WHAT YOU WILL DO: Set down the material exactly, keeping every line whole.

···

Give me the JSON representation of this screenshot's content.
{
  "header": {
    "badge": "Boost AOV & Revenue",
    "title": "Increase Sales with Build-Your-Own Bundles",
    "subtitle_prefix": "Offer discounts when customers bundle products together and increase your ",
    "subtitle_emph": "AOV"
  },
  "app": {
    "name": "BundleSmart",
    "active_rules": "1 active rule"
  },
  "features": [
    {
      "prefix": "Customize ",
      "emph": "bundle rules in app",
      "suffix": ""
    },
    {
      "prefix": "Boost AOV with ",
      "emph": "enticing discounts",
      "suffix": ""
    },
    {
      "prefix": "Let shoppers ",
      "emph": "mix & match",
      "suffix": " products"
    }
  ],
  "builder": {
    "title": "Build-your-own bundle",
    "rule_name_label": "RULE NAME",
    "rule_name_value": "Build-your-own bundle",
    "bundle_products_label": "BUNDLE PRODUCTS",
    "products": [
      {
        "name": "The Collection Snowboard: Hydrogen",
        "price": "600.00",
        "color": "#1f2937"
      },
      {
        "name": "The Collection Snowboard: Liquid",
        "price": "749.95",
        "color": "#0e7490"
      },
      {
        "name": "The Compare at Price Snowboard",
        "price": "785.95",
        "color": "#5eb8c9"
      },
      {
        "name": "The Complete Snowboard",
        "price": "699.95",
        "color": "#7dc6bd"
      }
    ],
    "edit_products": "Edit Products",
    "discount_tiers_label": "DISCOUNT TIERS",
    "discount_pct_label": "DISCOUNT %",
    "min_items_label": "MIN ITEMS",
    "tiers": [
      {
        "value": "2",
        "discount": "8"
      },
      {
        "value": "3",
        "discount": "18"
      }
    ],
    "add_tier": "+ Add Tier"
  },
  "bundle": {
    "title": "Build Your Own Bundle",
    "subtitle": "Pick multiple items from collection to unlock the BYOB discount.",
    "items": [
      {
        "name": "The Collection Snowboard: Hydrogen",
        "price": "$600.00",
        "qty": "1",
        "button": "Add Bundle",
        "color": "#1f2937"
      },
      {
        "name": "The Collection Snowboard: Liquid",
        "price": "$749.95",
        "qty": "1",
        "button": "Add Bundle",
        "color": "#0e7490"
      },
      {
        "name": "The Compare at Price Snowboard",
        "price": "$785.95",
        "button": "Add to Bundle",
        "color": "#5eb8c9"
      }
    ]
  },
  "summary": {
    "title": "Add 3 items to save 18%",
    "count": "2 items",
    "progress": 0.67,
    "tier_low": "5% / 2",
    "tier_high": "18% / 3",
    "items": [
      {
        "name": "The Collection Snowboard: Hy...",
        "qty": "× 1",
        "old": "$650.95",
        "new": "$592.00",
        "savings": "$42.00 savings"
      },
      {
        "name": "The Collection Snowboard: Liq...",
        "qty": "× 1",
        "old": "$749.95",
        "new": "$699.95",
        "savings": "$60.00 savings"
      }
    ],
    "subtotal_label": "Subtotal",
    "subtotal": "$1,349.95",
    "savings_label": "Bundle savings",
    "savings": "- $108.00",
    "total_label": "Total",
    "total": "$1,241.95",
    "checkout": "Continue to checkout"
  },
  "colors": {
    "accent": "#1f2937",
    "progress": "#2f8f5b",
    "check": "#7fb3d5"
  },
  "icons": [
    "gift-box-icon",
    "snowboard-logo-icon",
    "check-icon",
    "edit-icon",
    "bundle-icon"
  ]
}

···

TASK RESULT:
Give me the JSON representation of this screenshot's content.
{
  "header": {
    "badge": "Boost AOV & Revenue",
    "title": "Increase Sales with Build-Your-Own Bundles",
    "subtitle_prefix": "Offer discounts when customers bundle products together and increase your ",
    "subtitle_emph": "AOV"
  },
  "app": {
    "name": "BundleSmart",
    "active_rules": "1 active rule"
  },
  "features": [
    {
      "prefix": "Customize ",
      "emph": "bundle rules in app",
      "suffix": ""
    },
    {
      "prefix": "Boost AOV with ",
      "emph": "enticing discounts",
      "suffix": ""
    },
    {
      "prefix": "Let shoppers ",
      "emph": "mix & match",
      "suffix": " products"
    }
  ],
  "builder": {
    "title": "Build-your-own bundle",
    "rule_name_label": "RULE NAME",
    "rule_name_value": "Build-your-own bundle",
    "bundle_products_label": "BUNDLE PRODUCTS",
    "products": [
      {
        "name": "The Collection Snowboard: Hydrogen",
        "price": "600.00",
        "color": "#1f2937"
      },
      {
        "name": "The Collection Snowboard: Liquid",
        "price": "749.95",
        "color": "#0e7490"
      },
      {
        "name": "The Compare at Price Snowboard",
        "price": "785.95",
        "color": "#5eb8c9"
      },
      {
        "name": "The Complete Snowboard",
        "price": "699.95",
        "color": "#7dc6bd"
      }
    ],
    "edit_products": "Edit Products",
    "discount_tiers_label": "DISCOUNT TIERS",
    "discount_pct_label": "DISCOUNT %",
    "min_items_label": "MIN ITEMS",
    "tiers": [
      {
        "value": "2",
        "discount": "8"
      },
      {
        "value": "3",
        "discount": "18"
      }
    ],
    "add_tier": "+ Add Tier"
  },
  "bundle": {
    "title": "Build Your Own Bundle",
    "subtitle": "Pick multiple items from collection to unlock the BYOB discount.",
    "items": [
      {
        "name": "The Collection Snowboard: Hydrogen",
        "price": "$600.00",
        "qty": "1",
        "button": "Add Bundle",
        "color": "#1f2937"
      },
      {
        "name": "The Collection Snowboard: Liquid",
        "price": "$749.95",
        "qty": "1",
        "button": "Add Bundle",
        "color": "#0e7490"
      },
      {
        "name": "The Compare at Price Snowboard",
        "price": "$785.95",
        "button": "Add to Bundle",
        "color": "#5eb8c9"
      }
    ]
  },
  "summary": {
    "title": "Add 3 items to save 18%",
    "count": "2 items",
    "progress": 0.67,
    "tier_low": "5% / 2",
    "tier_high": "18% / 3",
    "items": [
      {
        "name": "The Collection Snowboard: Hy...",
        "qty": "× 1",
        "old": "$650.95",
        "new": "$592.00",
        "savings": "$42.00 savings"
      },
      {
        "name": "The Collection Snowboard: Liq...",
        "qty": "× 1",
        "old": "$749.95",
        "new": "$699.95",
        "savings": "$60.00 savings"
      }
    ],
    "subtotal_label": "Subtotal",
    "subtotal": "$1,349.95",
    "savings_label": "Bundle savings",
    "savings": "- $108.00",
    "total_label": "Total",
    "total": "$1,241.95",
    "checkout": "Continue to checkout"
  },
  "colors": {
    "accent": "#1f2937",
    "progress": "#2f8f5b",
    "check": "#7fb3d5"
  },
  "icons": [
    "gift-box-icon",
    "snowboard-logo-icon",
    "check-icon",
    "edit-icon",
    "bundle-icon"
  ]
}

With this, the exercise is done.